  • This article addresses a contradiction that has long been at the heart of the

    criminal law concerned with ‘public order’. Although crimes such as offensive

    conduct and offensive language are amongst the most frequently prosecuted

    offences in Australia, their legal nature is poorly understood and rarely the subject

    of judicial scrutiny or academic explanation. In the context of ongoing

    controversy over whether such offences have a legitimate place on the statute

    books, we confront this oversight. This article draws on the High Court of

    Australia’s decision in He Kaw Teh v The Queen1 to lay out a methodology for

    construing the elements of a statutory offence, and then employs this approach to

    produce a recommended interpretation of the elements of sections 4 and 4A of the

    Summary Offences Act 1988 (NSW).

Publication Date


  • 2013

Citation


  • Quilter, J. Ann. & McNamara, L. J. (2013). Time to define 'the cornerstone of public order legislation': the elements of offensive conduct and language under the Summary Offences Act 1988 (NSW). University of New South Wales Law Journal, 36 (2), 534-562.

Ro Full-text Url


  • http://ro.uow.edu.au/cgi/viewcontent.cgi?article=1936&context=lhapapers&unstamped=1

Ro Metadata Url


  • http://ro.uow.edu.au/lhapapers/931

Number Of Pages


  • 28

Start Page


  • 534

End Page


  • 562

Volume


  • 36

Issue


  • 2

Place Of Publication


  • Australia

Abstract


  • This article addresses a contradiction that has long been at the heart of the

    criminal law concerned with ‘public order’. Although crimes such as offensive

    conduct and offensive language are amongst the most frequently prosecuted

    offences in Australia, their legal nature is poorly understood and rarely the subject

    of judicial scrutiny or academic explanation.

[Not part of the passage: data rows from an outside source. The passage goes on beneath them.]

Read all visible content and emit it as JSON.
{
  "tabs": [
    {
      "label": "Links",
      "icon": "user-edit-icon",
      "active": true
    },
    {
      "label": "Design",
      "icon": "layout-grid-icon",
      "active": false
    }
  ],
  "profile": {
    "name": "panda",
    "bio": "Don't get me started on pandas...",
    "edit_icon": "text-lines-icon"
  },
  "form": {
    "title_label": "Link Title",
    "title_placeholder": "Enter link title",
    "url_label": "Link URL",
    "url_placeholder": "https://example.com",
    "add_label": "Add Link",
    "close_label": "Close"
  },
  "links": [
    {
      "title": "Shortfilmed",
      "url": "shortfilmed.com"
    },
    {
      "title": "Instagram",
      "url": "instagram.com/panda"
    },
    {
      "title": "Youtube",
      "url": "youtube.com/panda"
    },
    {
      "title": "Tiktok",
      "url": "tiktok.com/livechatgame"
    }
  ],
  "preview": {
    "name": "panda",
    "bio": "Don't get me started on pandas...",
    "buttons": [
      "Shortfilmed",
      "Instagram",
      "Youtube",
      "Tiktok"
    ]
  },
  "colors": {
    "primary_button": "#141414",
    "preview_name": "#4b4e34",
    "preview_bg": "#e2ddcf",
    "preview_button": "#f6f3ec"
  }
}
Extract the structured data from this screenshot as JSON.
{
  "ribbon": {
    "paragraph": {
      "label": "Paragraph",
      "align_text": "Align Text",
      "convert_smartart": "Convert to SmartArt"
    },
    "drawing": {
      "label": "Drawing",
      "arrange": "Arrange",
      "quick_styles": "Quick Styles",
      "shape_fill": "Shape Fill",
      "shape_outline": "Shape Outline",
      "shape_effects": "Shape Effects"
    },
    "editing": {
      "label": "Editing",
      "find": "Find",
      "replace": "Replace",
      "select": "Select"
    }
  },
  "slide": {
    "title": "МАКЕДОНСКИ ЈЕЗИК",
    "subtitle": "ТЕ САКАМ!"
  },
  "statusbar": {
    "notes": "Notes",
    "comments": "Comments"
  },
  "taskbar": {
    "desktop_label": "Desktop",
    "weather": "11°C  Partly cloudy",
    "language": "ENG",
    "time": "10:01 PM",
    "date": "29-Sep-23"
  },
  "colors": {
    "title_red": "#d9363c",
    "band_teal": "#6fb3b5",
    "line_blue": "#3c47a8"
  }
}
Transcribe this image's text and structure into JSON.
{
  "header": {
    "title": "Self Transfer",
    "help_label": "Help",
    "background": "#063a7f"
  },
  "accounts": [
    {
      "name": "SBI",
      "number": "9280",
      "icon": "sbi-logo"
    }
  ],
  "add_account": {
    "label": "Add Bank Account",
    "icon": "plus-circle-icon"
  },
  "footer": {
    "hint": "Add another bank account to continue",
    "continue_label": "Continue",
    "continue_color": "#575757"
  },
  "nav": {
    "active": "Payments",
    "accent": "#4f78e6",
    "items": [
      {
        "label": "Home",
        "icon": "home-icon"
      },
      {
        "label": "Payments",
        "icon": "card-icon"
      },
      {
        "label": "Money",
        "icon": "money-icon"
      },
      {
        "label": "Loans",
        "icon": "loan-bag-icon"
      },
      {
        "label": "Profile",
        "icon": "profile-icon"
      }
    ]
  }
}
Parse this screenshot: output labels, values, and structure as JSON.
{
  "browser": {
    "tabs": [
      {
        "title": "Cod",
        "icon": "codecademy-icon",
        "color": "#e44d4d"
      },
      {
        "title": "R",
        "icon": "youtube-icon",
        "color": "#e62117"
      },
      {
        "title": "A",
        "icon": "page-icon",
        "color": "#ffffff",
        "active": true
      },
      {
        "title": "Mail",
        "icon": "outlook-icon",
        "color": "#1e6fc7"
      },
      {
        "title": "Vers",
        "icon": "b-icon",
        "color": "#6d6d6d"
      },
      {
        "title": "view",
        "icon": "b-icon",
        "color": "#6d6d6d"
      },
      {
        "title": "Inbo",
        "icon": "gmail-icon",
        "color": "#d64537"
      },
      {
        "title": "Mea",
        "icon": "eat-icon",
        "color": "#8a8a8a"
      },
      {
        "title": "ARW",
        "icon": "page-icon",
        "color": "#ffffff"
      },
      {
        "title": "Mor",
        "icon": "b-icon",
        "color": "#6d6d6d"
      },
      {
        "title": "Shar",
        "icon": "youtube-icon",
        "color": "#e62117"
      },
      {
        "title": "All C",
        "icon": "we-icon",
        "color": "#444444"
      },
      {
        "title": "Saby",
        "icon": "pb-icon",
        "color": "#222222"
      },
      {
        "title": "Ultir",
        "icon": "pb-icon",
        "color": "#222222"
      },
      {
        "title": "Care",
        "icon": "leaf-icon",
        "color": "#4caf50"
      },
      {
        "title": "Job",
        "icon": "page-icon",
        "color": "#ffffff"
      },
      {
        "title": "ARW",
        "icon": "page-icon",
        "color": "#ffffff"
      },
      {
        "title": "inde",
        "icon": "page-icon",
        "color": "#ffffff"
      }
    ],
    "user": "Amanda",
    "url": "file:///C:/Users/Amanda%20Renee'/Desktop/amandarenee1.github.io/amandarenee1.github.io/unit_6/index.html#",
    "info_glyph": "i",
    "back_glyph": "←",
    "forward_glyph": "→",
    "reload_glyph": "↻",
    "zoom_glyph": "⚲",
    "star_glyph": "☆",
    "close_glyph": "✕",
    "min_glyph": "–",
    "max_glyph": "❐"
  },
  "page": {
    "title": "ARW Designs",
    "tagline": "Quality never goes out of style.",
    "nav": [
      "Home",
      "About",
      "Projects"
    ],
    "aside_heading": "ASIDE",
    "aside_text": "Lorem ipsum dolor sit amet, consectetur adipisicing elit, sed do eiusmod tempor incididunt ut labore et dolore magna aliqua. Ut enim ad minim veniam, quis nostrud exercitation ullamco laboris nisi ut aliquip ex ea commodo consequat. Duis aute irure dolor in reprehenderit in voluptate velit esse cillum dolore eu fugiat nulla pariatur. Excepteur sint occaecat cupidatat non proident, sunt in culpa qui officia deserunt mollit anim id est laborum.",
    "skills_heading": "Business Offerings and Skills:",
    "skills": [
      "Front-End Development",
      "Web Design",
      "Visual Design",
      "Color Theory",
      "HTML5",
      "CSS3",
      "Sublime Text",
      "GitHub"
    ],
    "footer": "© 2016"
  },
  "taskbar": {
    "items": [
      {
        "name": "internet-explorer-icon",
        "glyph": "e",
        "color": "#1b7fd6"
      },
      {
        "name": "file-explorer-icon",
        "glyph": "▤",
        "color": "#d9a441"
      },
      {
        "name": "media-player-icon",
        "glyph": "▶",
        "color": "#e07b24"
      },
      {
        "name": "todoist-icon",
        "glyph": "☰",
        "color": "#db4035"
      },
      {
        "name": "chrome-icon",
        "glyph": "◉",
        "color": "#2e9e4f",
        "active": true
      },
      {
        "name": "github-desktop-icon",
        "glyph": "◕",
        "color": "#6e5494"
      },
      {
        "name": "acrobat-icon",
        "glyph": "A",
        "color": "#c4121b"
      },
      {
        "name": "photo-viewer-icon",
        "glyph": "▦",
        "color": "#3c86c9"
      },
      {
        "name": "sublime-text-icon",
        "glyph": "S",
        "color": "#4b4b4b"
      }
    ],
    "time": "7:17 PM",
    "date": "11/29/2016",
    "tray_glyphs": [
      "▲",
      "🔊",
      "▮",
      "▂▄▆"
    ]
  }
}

In the context of ongoing

    controversy over whether such offences have a legitimate place on the statute

    books, we confront this oversight. This article draws on the High Court of

    Australia’s decision in He Kaw Teh v The Queen1 to lay out a methodology for

    construing the elements of a statutory offence, and then employs this approach to

    produce a recommended interpretation of the elements of sections 4 and 4A of the

    Summary Offences Act 1988 (NSW).

Publication Date


  • 2013

Citation


  • Quilter, J. Ann. & McNamara, L. J. (2013). Time to define 'the cornerstone of public order legislation': the elements of offensive conduct and language under the Summary Offences Act 1988 (NSW). University of New South Wales Law Journal, 36 (2), 534-562.

Ro Full-text Url


  • http://ro.uow.edu.au/cgi/viewcontent.cgi?article=1936&context=lhapapers&unstamped=1

Ro Metadata Url


  • http://ro.uow.edu.au/lhapapers/931

Number Of Pages


  • 28

Start Page


  • 534

End Page


  • 562

Volume


  • 36

Issue


  • 2

Place Of Publication


  • Australia